- _Task requirements_
The whole listing that follows should be printed again, unchanged.

- _Data records_
Segment Open

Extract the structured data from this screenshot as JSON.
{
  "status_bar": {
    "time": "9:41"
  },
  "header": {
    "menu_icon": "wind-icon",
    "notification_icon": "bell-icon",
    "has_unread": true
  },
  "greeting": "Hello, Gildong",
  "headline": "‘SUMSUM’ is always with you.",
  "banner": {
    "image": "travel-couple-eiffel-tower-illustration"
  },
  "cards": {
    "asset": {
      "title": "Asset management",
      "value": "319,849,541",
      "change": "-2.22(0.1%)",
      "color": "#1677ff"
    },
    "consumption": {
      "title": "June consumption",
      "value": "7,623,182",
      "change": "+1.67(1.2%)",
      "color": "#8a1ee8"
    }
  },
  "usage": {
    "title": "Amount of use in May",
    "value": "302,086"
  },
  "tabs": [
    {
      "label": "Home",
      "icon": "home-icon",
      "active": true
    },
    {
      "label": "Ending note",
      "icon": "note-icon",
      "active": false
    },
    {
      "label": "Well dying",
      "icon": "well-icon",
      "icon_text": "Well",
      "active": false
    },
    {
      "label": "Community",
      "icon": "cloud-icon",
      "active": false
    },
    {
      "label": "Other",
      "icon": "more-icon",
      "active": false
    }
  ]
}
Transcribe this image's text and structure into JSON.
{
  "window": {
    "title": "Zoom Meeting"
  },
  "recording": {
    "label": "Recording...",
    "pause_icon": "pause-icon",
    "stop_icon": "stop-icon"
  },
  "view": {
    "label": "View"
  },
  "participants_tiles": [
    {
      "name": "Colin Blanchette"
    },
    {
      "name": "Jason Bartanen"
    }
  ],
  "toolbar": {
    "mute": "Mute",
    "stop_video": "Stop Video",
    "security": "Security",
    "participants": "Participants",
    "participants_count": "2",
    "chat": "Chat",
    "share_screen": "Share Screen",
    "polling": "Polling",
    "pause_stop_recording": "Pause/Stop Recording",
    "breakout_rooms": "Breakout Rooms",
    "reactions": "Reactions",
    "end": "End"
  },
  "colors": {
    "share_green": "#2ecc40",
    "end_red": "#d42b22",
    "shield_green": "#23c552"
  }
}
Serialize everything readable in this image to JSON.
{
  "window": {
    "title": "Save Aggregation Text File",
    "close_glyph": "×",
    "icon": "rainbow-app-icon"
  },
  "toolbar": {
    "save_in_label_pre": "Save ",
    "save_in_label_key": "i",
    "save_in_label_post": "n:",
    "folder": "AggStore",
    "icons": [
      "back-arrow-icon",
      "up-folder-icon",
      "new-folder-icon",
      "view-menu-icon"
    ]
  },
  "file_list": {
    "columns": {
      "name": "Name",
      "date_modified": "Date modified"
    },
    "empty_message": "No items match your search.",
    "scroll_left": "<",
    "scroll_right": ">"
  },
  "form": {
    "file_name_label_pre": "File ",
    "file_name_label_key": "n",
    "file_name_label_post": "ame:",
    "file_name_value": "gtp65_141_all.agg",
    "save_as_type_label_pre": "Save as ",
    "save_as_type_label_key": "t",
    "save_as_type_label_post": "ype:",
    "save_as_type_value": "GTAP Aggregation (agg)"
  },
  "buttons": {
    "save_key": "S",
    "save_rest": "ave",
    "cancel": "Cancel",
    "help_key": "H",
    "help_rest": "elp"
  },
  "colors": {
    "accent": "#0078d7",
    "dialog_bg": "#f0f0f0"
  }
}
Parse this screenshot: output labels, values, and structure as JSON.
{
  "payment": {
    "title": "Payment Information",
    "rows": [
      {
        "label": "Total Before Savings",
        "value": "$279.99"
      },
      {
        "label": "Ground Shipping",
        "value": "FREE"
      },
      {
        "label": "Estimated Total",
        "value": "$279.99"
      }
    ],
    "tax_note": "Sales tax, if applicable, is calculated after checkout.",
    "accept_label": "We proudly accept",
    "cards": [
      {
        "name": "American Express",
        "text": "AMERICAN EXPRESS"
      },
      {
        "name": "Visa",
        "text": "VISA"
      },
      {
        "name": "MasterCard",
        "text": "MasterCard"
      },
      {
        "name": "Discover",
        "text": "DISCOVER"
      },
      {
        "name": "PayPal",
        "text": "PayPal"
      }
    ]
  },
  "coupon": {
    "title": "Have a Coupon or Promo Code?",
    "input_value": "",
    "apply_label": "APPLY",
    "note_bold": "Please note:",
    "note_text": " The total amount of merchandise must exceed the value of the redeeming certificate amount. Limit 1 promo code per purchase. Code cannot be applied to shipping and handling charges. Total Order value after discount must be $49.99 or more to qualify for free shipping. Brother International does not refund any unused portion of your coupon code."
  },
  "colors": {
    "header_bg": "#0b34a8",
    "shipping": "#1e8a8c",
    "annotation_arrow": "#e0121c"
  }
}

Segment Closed

- _The answer_
Extract the structured data from this screenshot as JSON.
{
  "status_bar": {
    "time": "9:41"
  },
  "header": {
    "menu_icon": "wind-icon",
    "notification_icon": "bell-icon",
    "has_unread": true
  },
  "greeting": "Hello, Gildong",
  "headline": "‘SUMSUM’ is always with you.",
  "banner": {
    "image": "travel-couple-eiffel-tower-illustration"
  },
  "cards": {
    "asset": {
      "title": "Asset management",
      "value": "319,849,541",
      "change": "-2.22(0.1%)",
      "color": "#1677ff"
    },
    "consumption": {
      "title": "June consumption",
      "value": "7,623,182",
      "change": "+1.67(1.2%)",
      "color": "#8a1ee8"
    }
  },
  "usage": {
    "title": "Amount of use in May",
    "value": "302,086"
  },
  "tabs": [
    {
      "label": "Home",
      "icon": "home-icon",
      "active": true
    },
    {
      "label": "Ending note",
      "icon": "note-icon",
      "active": false
    },
    {
      "label": "Well dying",
      "icon": "well-icon",
      "icon_text": "Well",
      "active": false
    },
    {
      "label": "Community",
      "icon": "cloud-icon",
      "active": false
    },
    {
      "label": "Other",
      "icon": "more-icon",
      "active": false
    }
  ]
}
Transcribe this image's text and structure into JSON.
{
  "window": {
    "title": "Zoom Meeting"
  },
  "recording": {
    "label": "Recording...",
    "pause_icon": "pause-icon",
    "stop_icon": "stop-icon"
  },
  "view": {
    "label": "View"
  },
  "participants_tiles": [
    {
      "name": "Colin Blanchette"
    },
    {
      "name": "Jason Bartanen"
    }
  ],
  "toolbar": {
    "mute": "Mute",
    "stop_video": "Stop Video",
    "security": "Security",
    "participants": "Participants",
    "participants_count": "2",
    "chat": "Chat",
    "share_screen": "Share Screen",
    "polling": "Polling",
    "pause_stop_recording": "Pause/Stop Recording",
    "breakout_rooms": "Breakout Rooms",
    "reactions": "Reactions",
    "end": "End"
  },
  "colors": {
    "share_green": "#2ecc40",
    "end_red": "#d42b22",
    "shield_green": "#23c552"
  }
}
Serialize everything readable in this image to JSON.
{
  "window": {
    "title": "Save Aggregation Text File",
    "close_glyph": "×",
    "icon": "rainbow-app-icon"
  },
  "toolbar": {
    "save_in_label_pre": "Save ",
    "save_in_label_key": "i",
    "save_in_label_post": "n:",
    "folder": "AggStore",
    "icons": [
      "back-arrow-icon",
      "up-folder-icon",
      "new-folder-icon",
      "view-menu-icon"
    ]
  },
  "file_list": {
    "columns": {
      "name": "Name",
      "date_modified": "Date modified"
    },
    "empty_message": "No items match your search.",
    "scroll_left": "<",
    "scroll_right": ">"
  },
  "form": {
    "file_name_label_pre": "File ",
    "file_name_label_key": "n",
    "file_name_label_post": "ame:",
    "file_name_value": "gtp65_141_all.agg",
    "save_as_type_label_pre": "Save as ",
    "save_as_type_label_key": "t",
    "save_as_type_label_post": "ype:",
    "save_as_type_value": "GTAP Aggregation (agg)"
  },
  "buttons": {
    "save_key": "S",
    "save_rest": "ave",
    "cancel": "Cancel",
    "help_key": "H",
    "help_rest": "elp"
  },
  "colors": {
    "accent": "#0078d7",
    "dialog_bg": "#f0f0f0"
  }
}
Parse this screenshot: output labels, values, and structure as JSON.
{
  "payment": {
    "title": "Payment Information",
    "rows": [
      {
        "label": "Total Before Savings",
        "value": "$279.99"
      },
      {
        "label": "Ground Shipping",
        "value": "FREE"
      },
      {
        "label": "Estimated Total",
        "value": "$279.99"
      }
    ],
    "tax_note": "Sales tax, if applicable, is calculated after checkout.",
    "accept_label": "We proudly accept",
    "cards": [
      {
        "name": "American Express",
        "text": "AMERICAN EXPRESS"
      },
      {
        "name": "Visa",
        "text": "VISA"
      },
      {
        "name": "MasterCard",
        "text": "MasterCard"
      },
      {
        "name": "Discover",
        "text": "DISCOVER"
      },
      {
        "name": "PayPal",
        "text": "PayPal"
      }
    ]
  },
  "coupon": {
    "title": "Have a Coupon or Promo Code?",
    "input_value": "",
    "apply_label": "APPLY",
    "note_bold": "Please note:",
    "note_text": " The total amount of merchandise must exceed the value of the redeeming certificate amount. Limit 1 promo code per purchase. Code cannot be applied to shipping and handling charges. Total Order value after discount must be $49.99 or more to qualify for free shipping. Brother International does not refund any unused portion of your coupon code."
  },
  "colors": {
    "header_bg": "#0b34a8",
    "shipping": "#1e8a8c",
    "annotation_arrow": "#e0121c"
  }
}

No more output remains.